                                                                                  1. re: hyacinthgirl

                                                                                    That's classic. But you gotta' admit, Daniel did what his father told him to ;)

                                                                                    1. re: hyacinthgirl

                                                                                      Ah, the "mint bowl." I am old enough to recall those.

                                                                                      We had to use the spoon, and then ladle out, maybe five, into our hand, and be satisfied with those. Nothing more, or less, was allowed.


                                                                                      1. re: Bill Hunt

                                                                                        the powdery pillow shape ones or the swirly "creamy" ones?
                                                                                        doesn't matter - both speak of an era that i can picture as i read the spoon-mint story above - very funny

                                                                                        1. re: Georgia Strait

                                                                                          By my memory, they were the... wait for it... "pillow shaped" ones.

                                                                                          Some years later, those were often replaced by the mint + chocolate ones, in foil. Cannot recall the name now, but they had two versions. Both were rectangles, and one was mint on top & bottom, with chocolate in the middle, while more often, they were chocolate top & bottom, with the mint in the middle.



                                                                                              1. re: kubasd

                                                                                                Yes! At my age, memories seem to blur.

                                                                                                There were two versions: on with two chocolate and one mint, and then two mint, and one chocolate.

                                                                                                Thank you,


                                                                                            1. re: Georgia Strait

                                                                                              Ours were the pillow ones as well. I miss those mints!

                                                                                              1. re: Georgia Strait

                                                                                                ya werent those pastel pillow shaped mints called butter mints?

                                                                                              2. re: Bill Hunt

                                                                                                There is a fish house near me that still has a bowl of these on a table as you exit. I can never resist:-)

                                                                                              3. re: hyacinthgirl

                                                                                                ahhh the pastel butter mints... mmmm. i used to watch my grandfather pocket nearly the whole bowl into his pocket with one grab of the fist. This is, of course, the man who made a 4 hour 8-9 course meal out of a trip to the Souplantation (the salad course, the bread course, the baked potato course, the pizza course, the muffin course, the fruit course, the soft-serve course, the dessert course, and the after dinner mint course he deftly pocketed for later...)

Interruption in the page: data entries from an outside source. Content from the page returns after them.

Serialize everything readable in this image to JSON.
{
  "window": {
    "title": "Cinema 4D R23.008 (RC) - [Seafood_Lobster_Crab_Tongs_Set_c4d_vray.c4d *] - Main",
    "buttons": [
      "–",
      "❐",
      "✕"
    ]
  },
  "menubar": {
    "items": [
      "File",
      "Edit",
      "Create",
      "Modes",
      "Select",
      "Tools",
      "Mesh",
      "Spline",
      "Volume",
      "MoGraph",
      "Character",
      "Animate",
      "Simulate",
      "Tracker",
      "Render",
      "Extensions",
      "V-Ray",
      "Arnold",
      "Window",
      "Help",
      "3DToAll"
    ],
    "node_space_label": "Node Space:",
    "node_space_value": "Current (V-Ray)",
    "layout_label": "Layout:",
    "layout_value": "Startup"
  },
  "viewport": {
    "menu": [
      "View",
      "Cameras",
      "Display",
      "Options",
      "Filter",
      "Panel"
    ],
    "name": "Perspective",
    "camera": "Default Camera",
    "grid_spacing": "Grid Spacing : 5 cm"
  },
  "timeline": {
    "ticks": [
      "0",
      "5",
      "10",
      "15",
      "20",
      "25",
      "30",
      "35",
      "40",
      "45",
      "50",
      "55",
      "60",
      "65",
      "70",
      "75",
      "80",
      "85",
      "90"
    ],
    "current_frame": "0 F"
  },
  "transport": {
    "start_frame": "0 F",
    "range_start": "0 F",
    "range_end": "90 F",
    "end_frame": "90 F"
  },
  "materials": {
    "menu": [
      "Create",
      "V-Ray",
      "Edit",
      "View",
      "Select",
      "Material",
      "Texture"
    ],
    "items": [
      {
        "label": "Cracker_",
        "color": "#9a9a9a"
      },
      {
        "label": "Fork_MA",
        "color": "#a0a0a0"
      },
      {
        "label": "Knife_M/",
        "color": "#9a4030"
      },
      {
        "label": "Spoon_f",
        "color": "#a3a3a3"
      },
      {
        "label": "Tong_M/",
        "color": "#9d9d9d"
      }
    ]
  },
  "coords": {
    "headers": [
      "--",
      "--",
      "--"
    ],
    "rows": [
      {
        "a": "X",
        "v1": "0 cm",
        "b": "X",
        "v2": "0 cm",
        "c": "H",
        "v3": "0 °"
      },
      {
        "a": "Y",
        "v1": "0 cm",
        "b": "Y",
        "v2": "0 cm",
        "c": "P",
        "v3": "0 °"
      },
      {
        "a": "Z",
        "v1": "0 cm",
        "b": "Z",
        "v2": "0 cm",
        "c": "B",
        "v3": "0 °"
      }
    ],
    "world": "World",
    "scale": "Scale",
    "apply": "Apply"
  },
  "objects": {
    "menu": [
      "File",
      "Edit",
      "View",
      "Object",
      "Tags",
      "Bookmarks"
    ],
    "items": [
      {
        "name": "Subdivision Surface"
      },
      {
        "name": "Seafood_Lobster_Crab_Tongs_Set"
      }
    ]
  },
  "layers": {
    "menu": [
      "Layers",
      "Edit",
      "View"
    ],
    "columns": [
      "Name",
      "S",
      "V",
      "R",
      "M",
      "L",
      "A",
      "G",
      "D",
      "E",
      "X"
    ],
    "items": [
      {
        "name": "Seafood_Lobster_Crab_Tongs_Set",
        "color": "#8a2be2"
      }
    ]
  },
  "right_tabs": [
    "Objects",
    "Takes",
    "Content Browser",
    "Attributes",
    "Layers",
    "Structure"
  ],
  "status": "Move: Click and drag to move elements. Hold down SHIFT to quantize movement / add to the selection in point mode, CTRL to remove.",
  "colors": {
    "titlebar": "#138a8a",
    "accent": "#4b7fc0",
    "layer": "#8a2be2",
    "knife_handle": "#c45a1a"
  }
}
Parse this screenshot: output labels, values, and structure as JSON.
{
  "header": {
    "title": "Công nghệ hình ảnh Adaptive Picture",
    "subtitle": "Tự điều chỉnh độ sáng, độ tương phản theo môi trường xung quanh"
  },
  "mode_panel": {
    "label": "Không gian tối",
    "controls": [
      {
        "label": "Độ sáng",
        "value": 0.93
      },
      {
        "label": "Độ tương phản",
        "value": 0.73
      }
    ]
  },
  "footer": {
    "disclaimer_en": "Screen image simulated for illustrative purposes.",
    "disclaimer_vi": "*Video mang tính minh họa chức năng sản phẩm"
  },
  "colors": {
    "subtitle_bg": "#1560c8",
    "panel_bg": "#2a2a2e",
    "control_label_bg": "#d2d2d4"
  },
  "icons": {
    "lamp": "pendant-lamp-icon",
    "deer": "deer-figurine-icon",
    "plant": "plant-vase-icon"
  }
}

                                                                                              4. re: Perilagu Khan

                                                                                                uh, hello parents? control ur kid. geez.